YEAR IN REVIEW | NOVEMBER - DECEMBER 2014
When graduates complete their studies at the Naval Postgraduate School, it is their singular purpose to return to their respective service with an advanced set of skills to more effectively accomplish their missions. It is a return on an investment.
This is that return … the USS America, the first of the America-class amphibious assault ships, and an engineering wonder. With a displacement of 45,000 tons, the America is as large as many allied nation aircraft carriers. Her technologically-advanced, green power plant is projected to save an average of $15 million in fuel costs every six months. And at her helm, and throughout her wardroom, are graduates from the Naval Postgraduate School.
NPS graduate Capt. Robert A. Hall, Jr., is America’s commanding officer, while another NPS alumnus, Capt. Wayne Baze, is America’s executive officer.
“The America is a very complex system with engineering systems throughout, [and] my engineering background really helps a lot,” Hall said. “Going to NPS gave me a broader perspective of the Navy. You get to spend time with officers from different communities, different services and international students; it really helps you to broaden your horizons. I highly recommend it to all of my junior officers.”
“Attending NPS increased my loyalty to the [Navy] as a whole, because I think if we value our people we want them to develop personally and professionally and part of that is education,” added Baze.
NPS alumni extend well into Wardroom as well. Lt. Kyle Franklin, America’s meteorology and oceanography (METOC) officer, and Lt. Cynthia Duke, America’s shipboard intelligence officer, are also both NPS graduates.
With the America commissioned, and now stationed in her homeport in San Diego, she stands poised to serve her role to the Fleet. And the Naval Postgraduate School is proud to play a role in her ability to project power around the world.
Chief of Naval Operations Adm. Jonathan W. Greenert meets with university President retired Vice Adm. Ronald A. Route, Provost Dr. Douglas A. Hensler, and Commander, Naval Surface Forces Vice Adm. Thomas S. Rowden during a campus visit, Nov. 14, 2014.

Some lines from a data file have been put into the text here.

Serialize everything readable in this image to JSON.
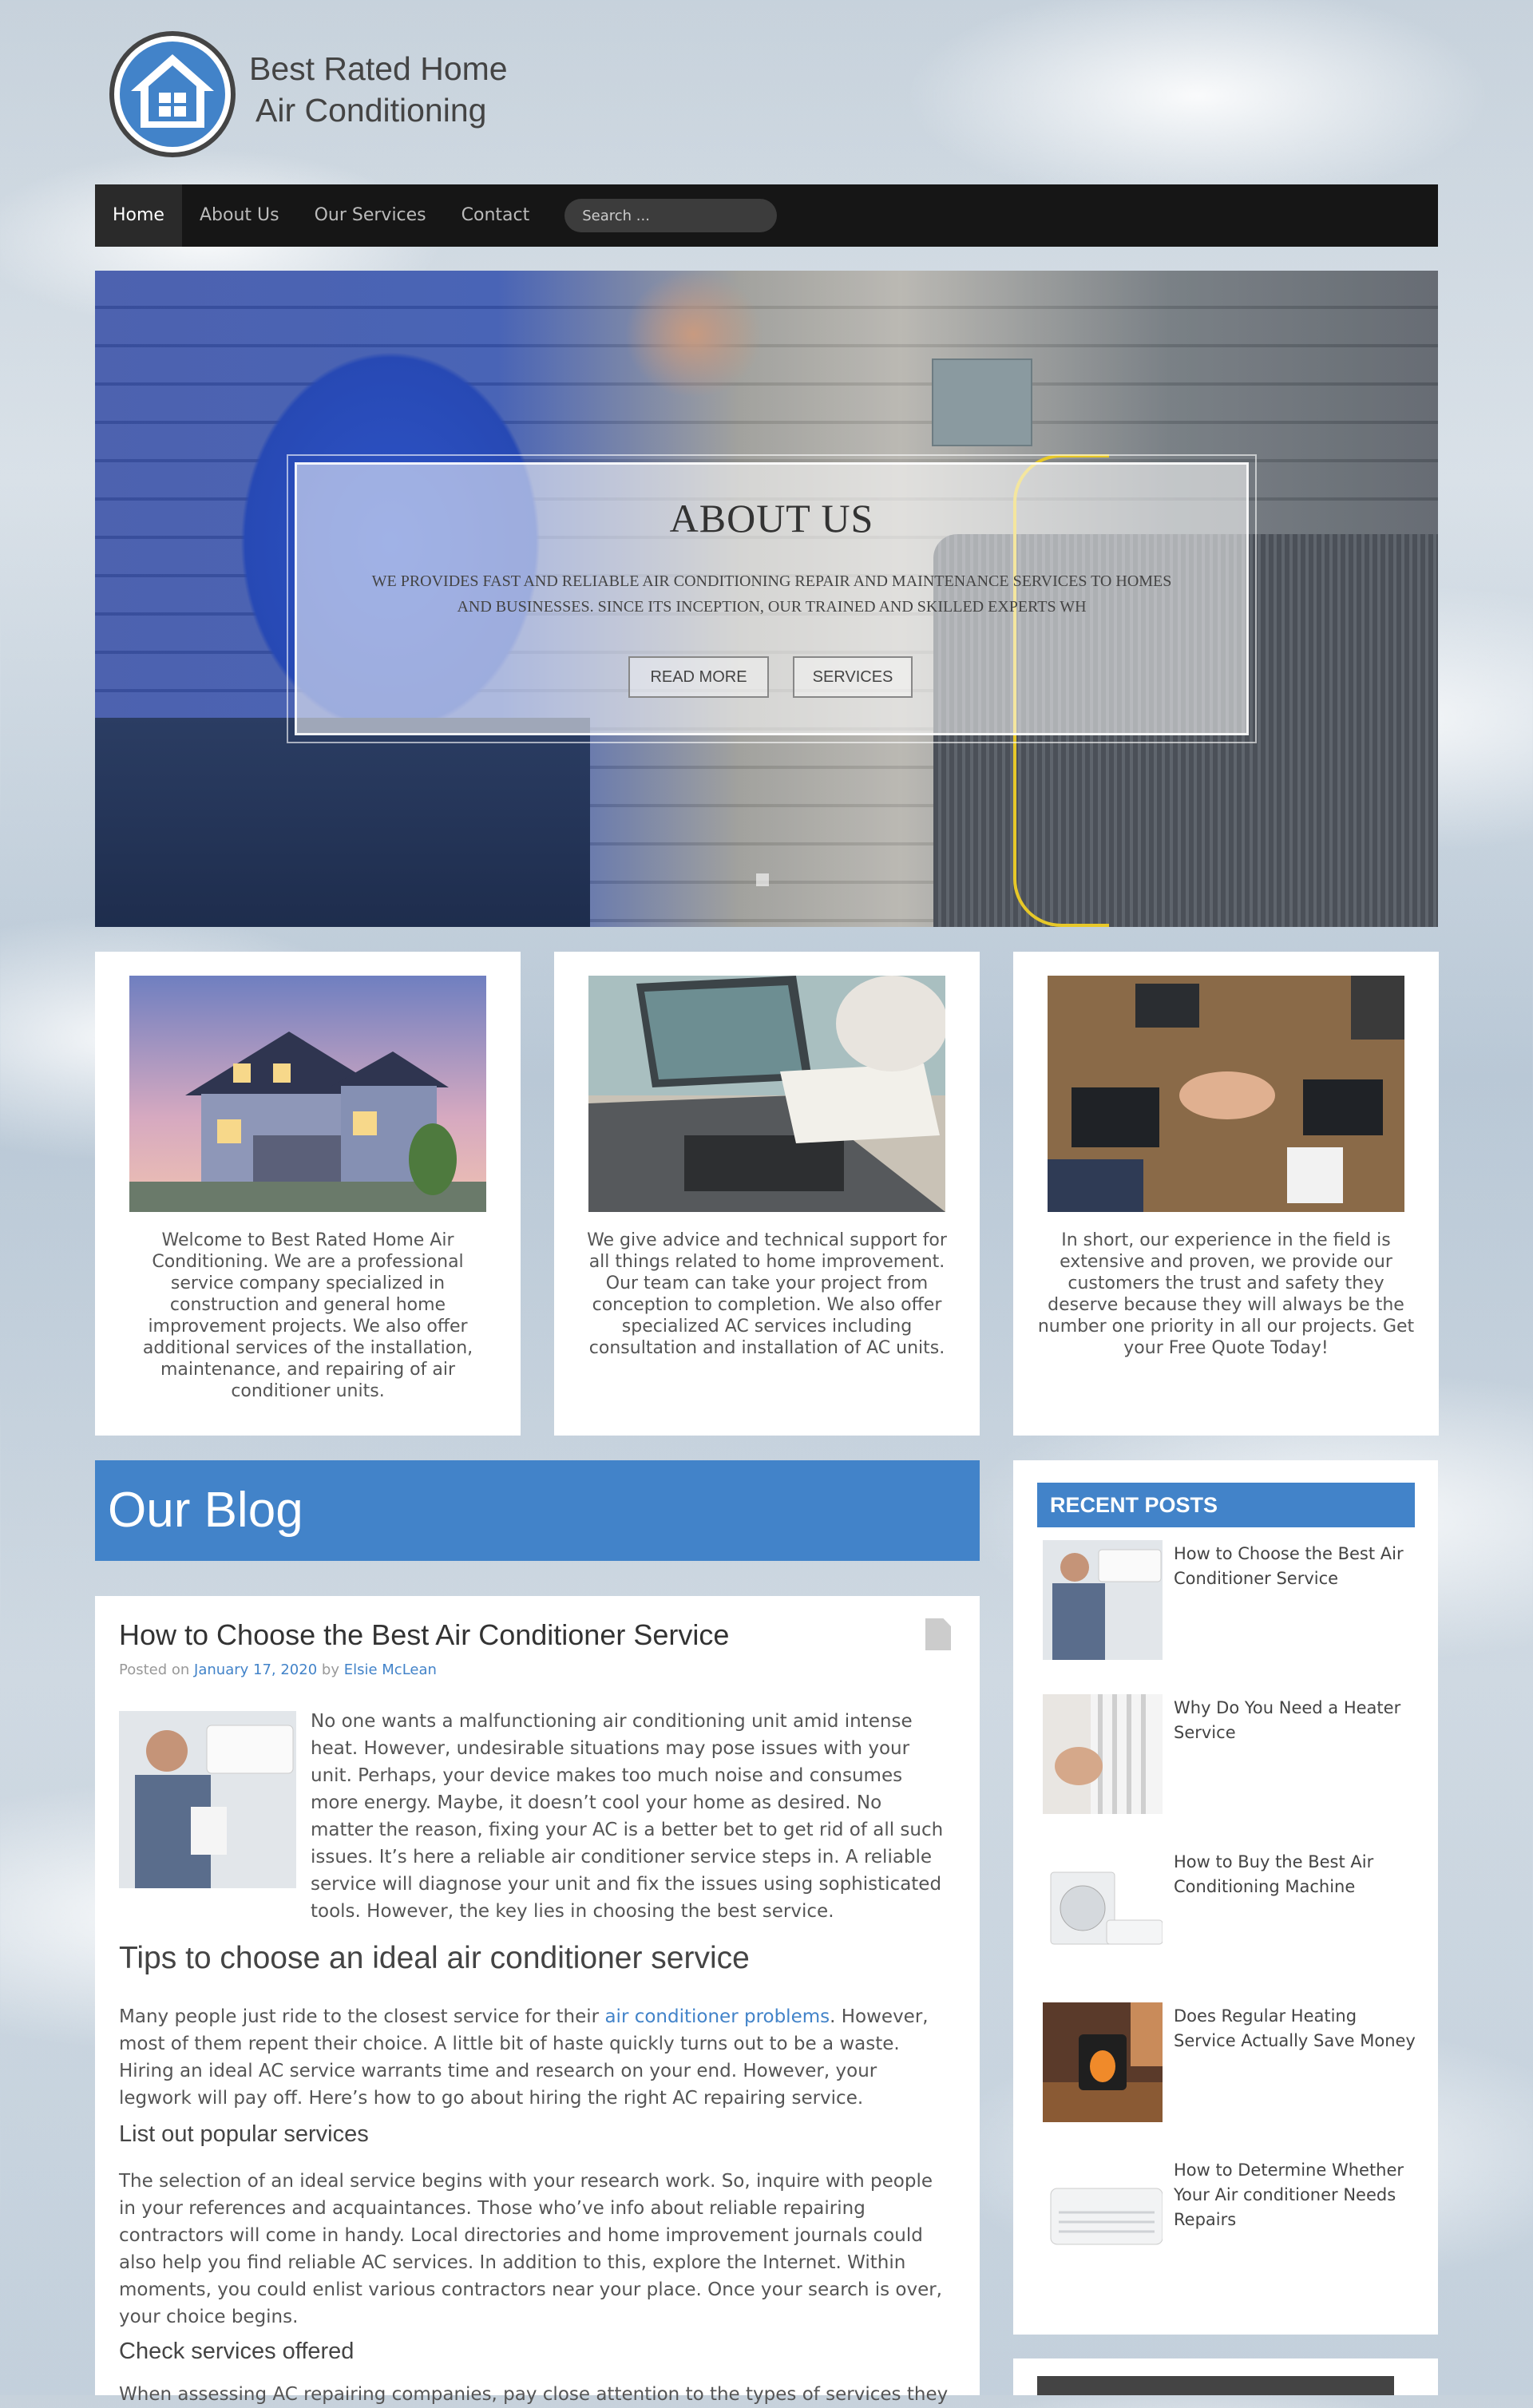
{
  "site": {
    "name_line1": "Best Rated Home",
    "name_line2": "Air Conditioning"
  },
  "nav": {
    "items": [
      {
        "label": "Home",
        "active": true
      },
      {
        "label": "About Us",
        "active": false
      },
      {
        "label": "Our Services",
        "active": false
      },
      {
        "label": "Contact",
        "active": false
      }
    ],
    "search_placeholder": "Search ..."
  },
  "hero": {
    "title": "ABOUT US",
    "text": "WE PROVIDES FAST AND RELIABLE AIR CONDITIONING REPAIR AND MAINTENANCE SERVICES TO HOMES AND BUSINESSES. SINCE ITS INCEPTION, OUR TRAINED AND SKILLED EXPERTS WH",
    "buttons": [
      "READ MORE",
      "SERVICES"
    ]
  },
  "features": [
    {
      "text": "Welcome to Best Rated Home Air Conditioning. We are a professional service company specialized in construction and general home improvement projects. We also offer additional services of the installation, maintenance, and repairing of air conditioner units."
    },
    {
      "text": "We give advice and technical support for all things related to home improvement. Our team can take your project from conception to completion. We also offer specialized AC services including consultation and installation of AC units."
    },
    {
      "text": "In short, our experience in the field is extensive and proven, we provide our customers the trust and safety they deserve because they will always be the number one priority in all our projects. Get your Free Quote Today!"
    }
  ],
  "blog": {
    "heading": "Our Blog",
    "post": {
      "title": "How to Choose the Best Air Conditioner Service",
      "posted_on": "Posted on",
      "date": "January 17, 2020",
      "by": "by",
      "author": "Elsie McLean",
      "intro": "No one wants a malfunctioning air conditioning unit amid intense heat. However, undesirable situations may pose issues with your unit. Perhaps, your device makes too much noise and consumes more energy. Maybe, it doesn’t cool your home as desired. No matter the reason, fixing your AC is a better bet to get rid of all such issues. It’s here a reliable air conditioner service steps in. A reliable service will diagnose your unit and fix the issues using sophisticated tools. However, the key lies in choosing the best service.",
      "h2": "Tips to choose an ideal air conditioner service",
      "p2_before": "Many people just ride to the closest service for their ",
      "p2_link": "air conditioner problems",
      "p2_after": ". However, most of them repent their choice. A little bit of haste quickly turns out to be a waste. Hiring an ideal AC service warrants time and research on your end. However, your legwork will pay off. Here’s how to go about hiring the right AC repairing service.",
      "h3a": "List out popular services",
      "p3": "The selection of an ideal service begins with your research work. So, inquire with people in your references and acquaintances. Those who’ve info about reliable repairing contractors will come in handy. Local directories and home improvement journals could also help you find reliable AC services. In addition to this, explore the Internet. Within moments, you could enlist various contractors near your place. Once your search is over, your choice begins.",
      "h3b": "Check services offered",
      "p4": "When assessing AC repairing companies, pay close attention to the types of services they"
    }
  },
  "sidebar": {
    "heading": "RECENT POSTS",
    "posts": [
      "How to Choose the Best Air Conditioner Service",
      "Why Do You Need a Heater Service",
      "How to Buy the Best Air Conditioning Machine",
      "Does Regular Heating Service Actually Save Money",
      "How to Determine Whether Your Air conditioner Needs Repairs"
    ]
  },
  "colors": {
    "accent": "#4283c9",
    "nav_bg": "#161616"
  }
}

NPS Department of Defense Analysis Chair Professor John Arquilla opens the university’s first ever Big Ideas Exchange (BIX), Dec. 5, 2014. BIX is an NPS initiative designed to spread the word on new and potentially game-changing ideas developed by NPS students and faculty that address grand challenges in U.S. national security.
Dr. Anthony Gannon, NPS student Cmdr. Rex Boonyobhas, and Dr. Garth Hobson, from left, stand near a wind-powered chiller production and storage unit installed to explore air conditioning via renewable energy sources, Nov. 2014.
Professor David Jenn with NPS’ Department of Electrical and Computer Engineering holds his recently patented Dipole with an Unbalanced Microstrip Feed antenna, Dec. 14. The tiny antenna, known in the industry as a “rectenna,” captures ambient electromagnetic waves and converts them to usable current.